Basically, the pursuit of full automation will be beneficial competitively up to a point, and then start to cause more harm than good.


Stretchy & Fetchy from 1657 is by far one of the most unique takes on an FRC robot I’ve ever seen, and probably one of the closest to full-auto. There is teleop driving, but only on a couple of pounds of their robot.


This is only a matter of time. Some time in the near future, FRC will be the next battle ground for AI vs Humans. Like Chess, Go, and Starcraft II, I predict humans will loose.


4488 Shockwave’s 2015 robot could run a match autonomously. I don’t know if they ever had a full autonomous match (partners had a tendency to force some human intervention) but if left alone it could grab the cans, drive to the HP station, stack the totes and then drive and score the stack autonomously.
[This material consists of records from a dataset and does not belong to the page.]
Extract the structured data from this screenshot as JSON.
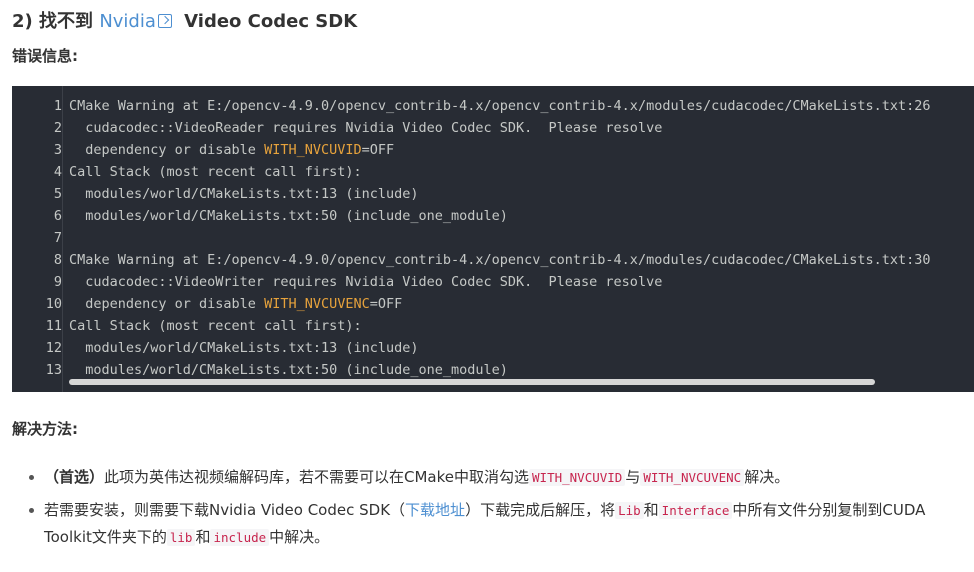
{
  "heading": {
    "prefix": "2) 找不到",
    "link_text": "Nvidia",
    "suffix": "Video Codec SDK"
  },
  "error_label": "错误信息:",
  "code_lines": [
    {
      "n": "1",
      "parts": [
        "CMake Warning at E:/opencv-4.9.0/opencv_contrib-4.x/opencv_contrib-4.x/modules/cudacodec/CMakeLists.txt:26"
      ]
    },
    {
      "n": "2",
      "parts": [
        "  cudacodec::VideoReader requires Nvidia Video Codec SDK.  Please resolve"
      ]
    },
    {
      "n": "3",
      "parts": [
        "  dependency or disable ",
        "WITH_NVCUVID",
        "=OFF"
      ]
    },
    {
      "n": "4",
      "parts": [
        "Call Stack (most recent call first):"
      ]
    },
    {
      "n": "5",
      "parts": [
        "  modules/world/CMakeLists.txt:13 (include)"
      ]
    },
    {
      "n": "6",
      "parts": [
        "  modules/world/CMakeLists.txt:50 (include_one_module)"
      ]
    },
    {
      "n": "7",
      "parts": [
        ""
      ]
    },
    {
      "n": "8",
      "parts": [
        "CMake Warning at E:/opencv-4.9.0/opencv_contrib-4.x/opencv_contrib-4.x/modules/cudacodec/CMakeLists.txt:30"
      ]
    },
    {
      "n": "9",
      "parts": [
        "  cudacodec::VideoWriter requires Nvidia Video Codec SDK.  Please resolve"
      ]
    },
    {
      "n": "10",
      "parts": [
        "  dependency or disable ",
        "WITH_NVCUVENC",
        "=OFF"
      ]
    },
    {
      "n": "11",
      "parts": [
        "Call Stack (most recent call first):"
      ]
    },
    {
      "n": "12",
      "parts": [
        "  modules/world/CMakeLists.txt:13 (include)"
      ]
    },
    {
      "n": "13",
      "parts": [
        "  modules/world/CMakeLists.txt:50 (include_one_module)"
      ]
    }
  ],
  "solution_label": "解决方法:",
  "bullet1": {
    "t1": "（首选）",
    "t2": "此项为英伟达视频编解码库，若不需要可以在CMake中取消勾选",
    "c1": "WITH_NVCUVID",
    "t3": "与",
    "c2": "WITH_NVCUVENC",
    "t4": "解决。"
  },
  "bullet2": {
    "t1": "若需要安装，则需要下载Nvidia Video Codec SDK（",
    "link": "下载地址",
    "t2": "）下载完成后解压，将",
    "c1": "Lib",
    "t3": "和",
    "c2": "Interface",
    "t4": "中所有文件分别复制到CUDA Toolkit文件夹下的",
    "c3": "lib",
    "t5": "和",
    "c4": "include",
    "t6": "中解决。"
  },
  "colors": {
    "code_bg": "#282c34",
    "highlight": "#e6a23c",
    "link": "#4d8fd1",
    "inline_code": "#c7254e"
  }
}
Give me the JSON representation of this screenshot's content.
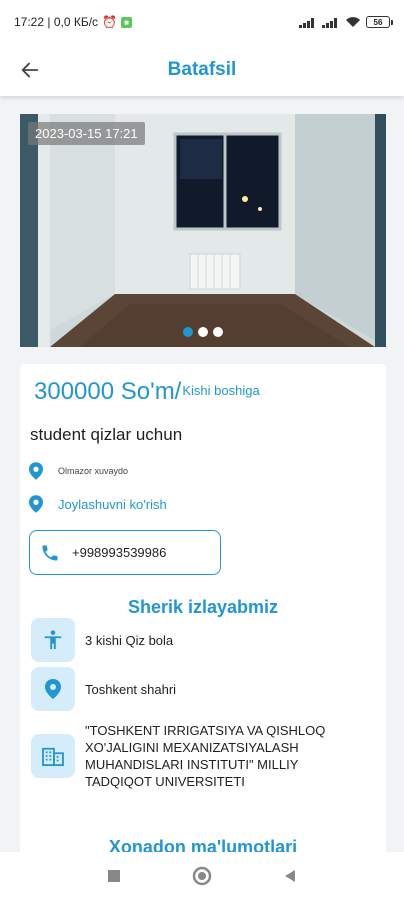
{
  "status_bar": {
    "left_text": "17:22 | 0,0 КБ/с",
    "battery": "56"
  },
  "app_bar": {
    "title": "Batafsil"
  },
  "photo": {
    "date": "2023-03-15 17:21",
    "dots_count": 3,
    "active_dot": 0
  },
  "listing": {
    "price": "300000 So'm/",
    "price_unit": "Kishi boshiga",
    "title": "student qizlar uchun",
    "address": "Olmazor xuvaydo",
    "map_link": "Joylashuvni ko'rish",
    "phone": "+998993539986"
  },
  "partner_section": {
    "heading": "Sherik izlayabmiz",
    "items": [
      {
        "icon": "person-icon",
        "text": "3 kishi Qiz bola"
      },
      {
        "icon": "location-pin-icon",
        "text": "Toshkent shahri"
      },
      {
        "icon": "building-icon",
        "text": "\"TOSHKENT IRRIGATSIYA VA QISHLOQ XO'JALIGINI MEXANIZATSIYALASH MUHANDISLARI INSTITUTI\" MILLIY TADQIQOT UNIVERSITETI"
      }
    ]
  },
  "apartment_section": {
    "heading": "Xonadon ma'lumotlari"
  },
  "colors": {
    "accent": "#2196d3",
    "icon_bg": "#d5ecfb",
    "page_bg": "#f2f3f5"
  }
}
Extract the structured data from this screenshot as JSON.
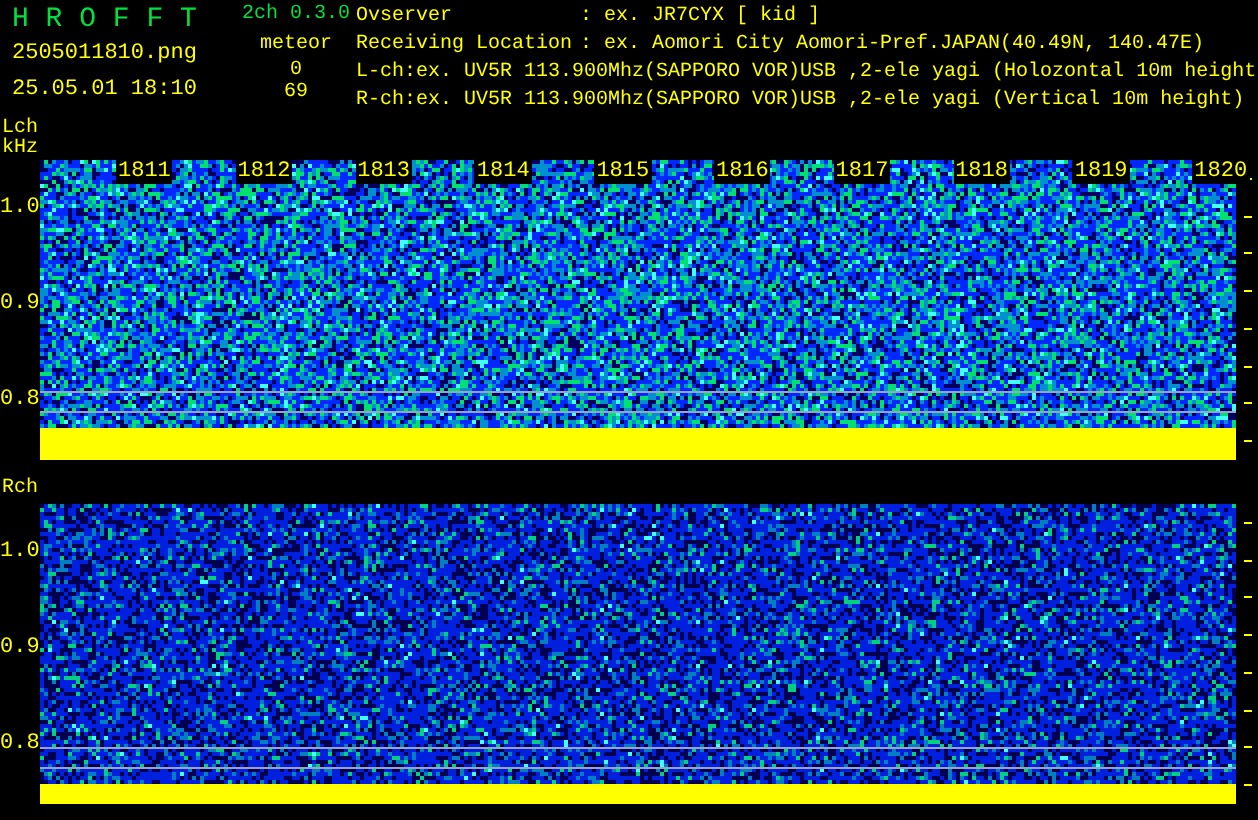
{
  "app": {
    "name": "H R O F F T",
    "version": "2ch 0.3.0"
  },
  "file": {
    "name": "2505011810.png",
    "datetime": "25.05.01 18:10"
  },
  "meteor": {
    "label": "meteor",
    "counts": [
      "0",
      "69"
    ]
  },
  "fields": [
    {
      "label": "Ovserver",
      "value": ": ex. JR7CYX [ kid ]"
    },
    {
      "label": "Receiving Location",
      "value": ": ex. Aomori City Aomori-Pref.JAPAN(40.49N, 140.47E)"
    }
  ],
  "channel_lines": [
    "L-ch:ex. UV5R 113.900Mhz(SAPPORO VOR)USB ,2-ele yagi (Holozontal 10m height",
    "R-ch:ex. UV5R 113.900Mhz(SAPPORO VOR)USB ,2-ele yagi (Vertical 10m height)"
  ],
  "panels": [
    {
      "label": "Lch",
      "unit": "kHz",
      "times": [
        "1811",
        "1812",
        "1813",
        "1814",
        "1815",
        "1816",
        "1817",
        "1818",
        "1819",
        "1820"
      ],
      "yticks": [
        "1.0",
        "0.9",
        "0.8"
      ]
    },
    {
      "label": "Rch",
      "yticks": [
        "1.0",
        "0.9",
        "0.8"
      ]
    }
  ]
}
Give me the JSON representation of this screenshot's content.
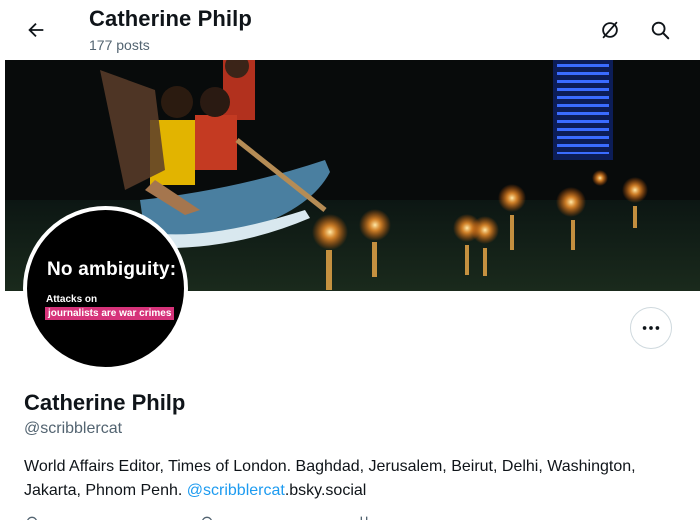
{
  "header": {
    "title": "Catherine Philp",
    "post_count": "177 posts"
  },
  "avatar": {
    "headline": "No ambiguity:",
    "line1": "Attacks on",
    "line2": "journalists are war crimes",
    "highlight_color": "#d6337a"
  },
  "profile": {
    "display_name": "Catherine Philp",
    "handle": "@scribblercat",
    "bio_text": "World Affairs Editor, Times of London. Baghdad, Jerusalem, Beirut, Delhi, Washington, Jakarta, Phnom Penh. ",
    "bio_link": "@scribblercat",
    "bio_suffix": ".bsky.social"
  },
  "colors": {
    "accent": "#1d9bf0",
    "muted": "#536471",
    "text": "#0f1419"
  },
  "icons": [
    "back-arrow-icon",
    "grok-icon",
    "search-icon",
    "more-icon",
    "location-icon",
    "link-icon",
    "calendar-icon"
  ]
}
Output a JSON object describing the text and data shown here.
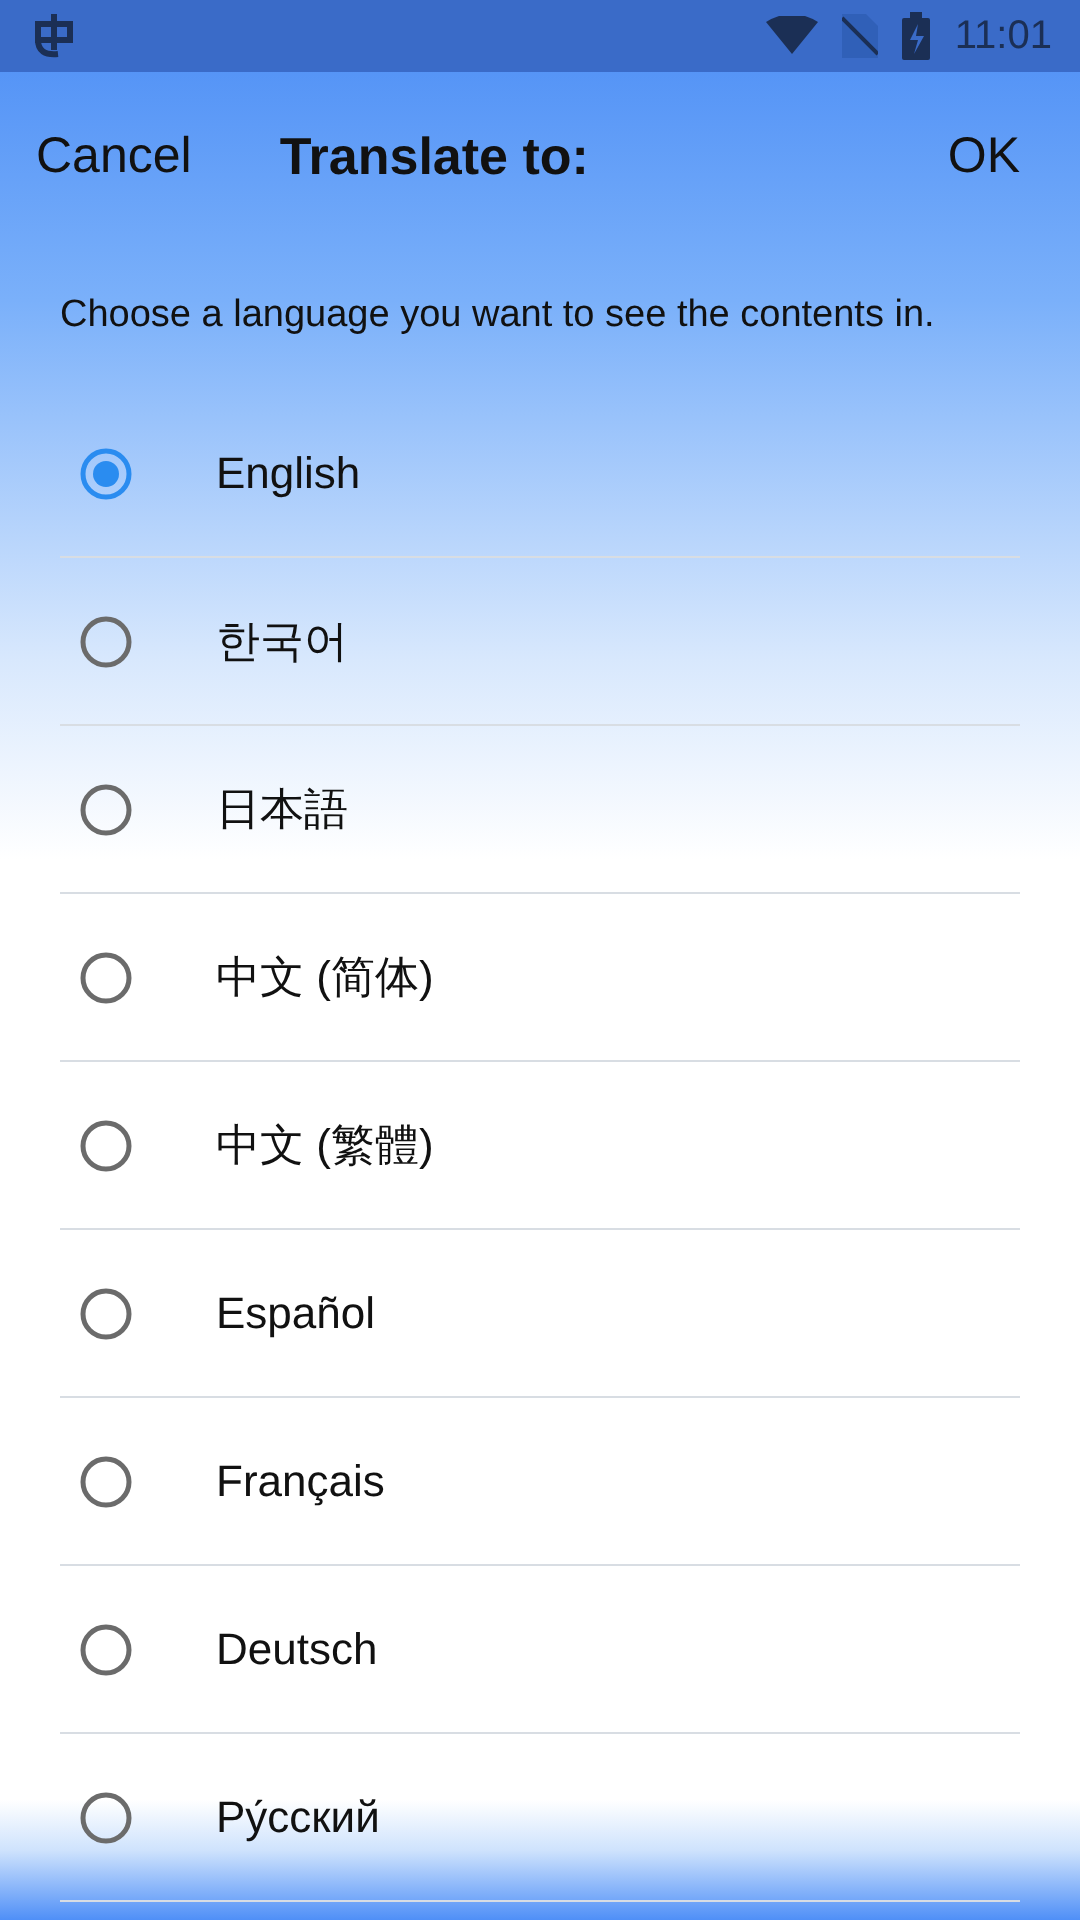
{
  "status_bar": {
    "time": "11:01"
  },
  "header": {
    "cancel": "Cancel",
    "title": "Translate to:",
    "ok": "OK"
  },
  "instruction": "Choose a language you want to see the contents in.",
  "languages": [
    {
      "label": "English",
      "selected": true
    },
    {
      "label": "한국어",
      "selected": false
    },
    {
      "label": "日本語",
      "selected": false
    },
    {
      "label": "中文 (简体)",
      "selected": false
    },
    {
      "label": "中文 (繁體)",
      "selected": false
    },
    {
      "label": "Español",
      "selected": false
    },
    {
      "label": "Français",
      "selected": false
    },
    {
      "label": "Deutsch",
      "selected": false
    },
    {
      "label": "Ру́сский",
      "selected": false
    }
  ]
}
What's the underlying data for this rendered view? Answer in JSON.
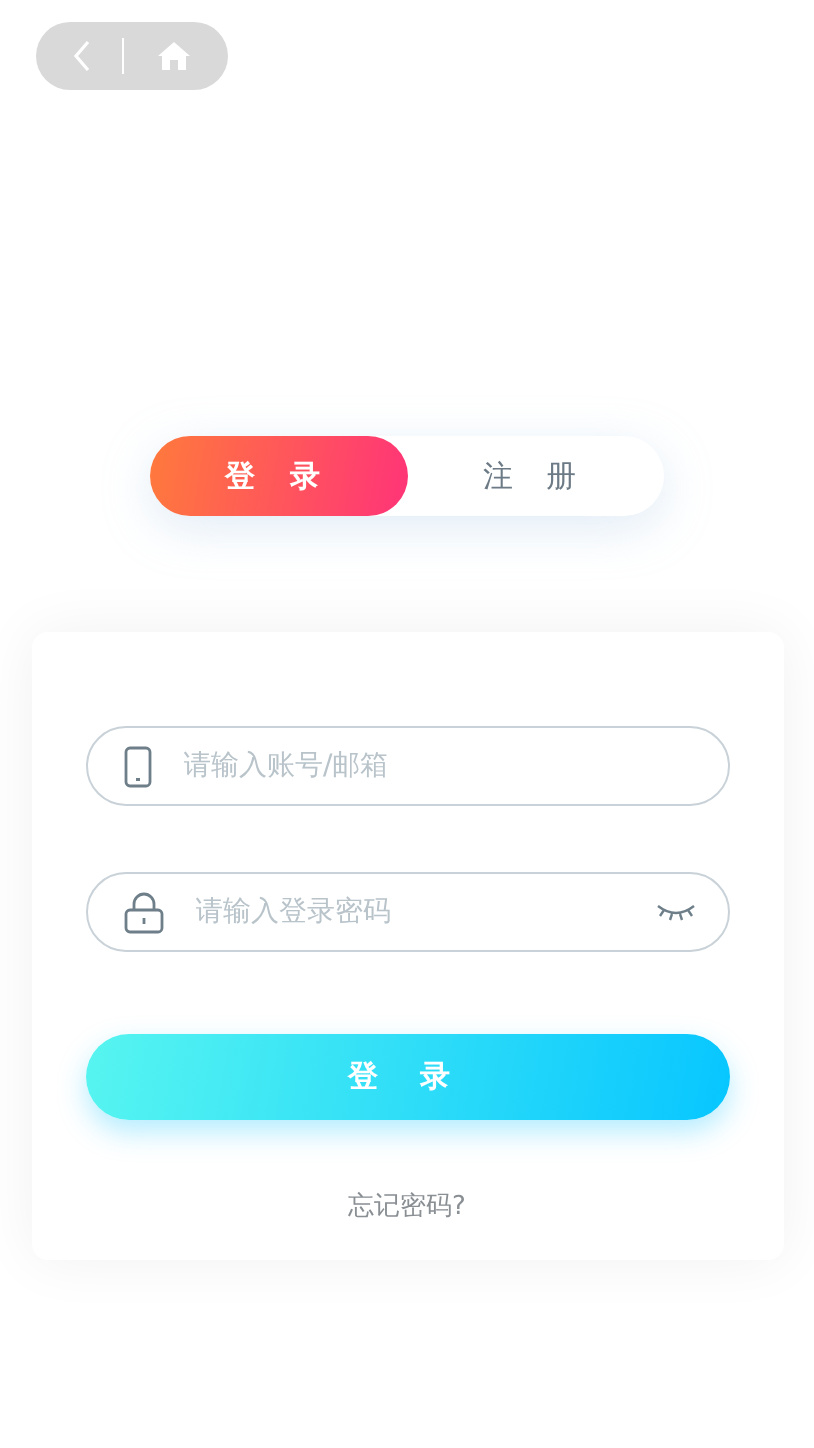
{
  "tabs": [
    {
      "label": "登 录",
      "selected": true
    },
    {
      "label": "注 册",
      "selected": false
    }
  ],
  "account_field": {
    "placeholder": "请输入账号/邮箱"
  },
  "password_field": {
    "placeholder": "请输入登录密码"
  },
  "login_button": "登 录",
  "forgot_link": "忘记密码?"
}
My recollection is most matches their driver left the controls and went and helped organize totes for the human player.


Just wondering, how many times did you need to manually override?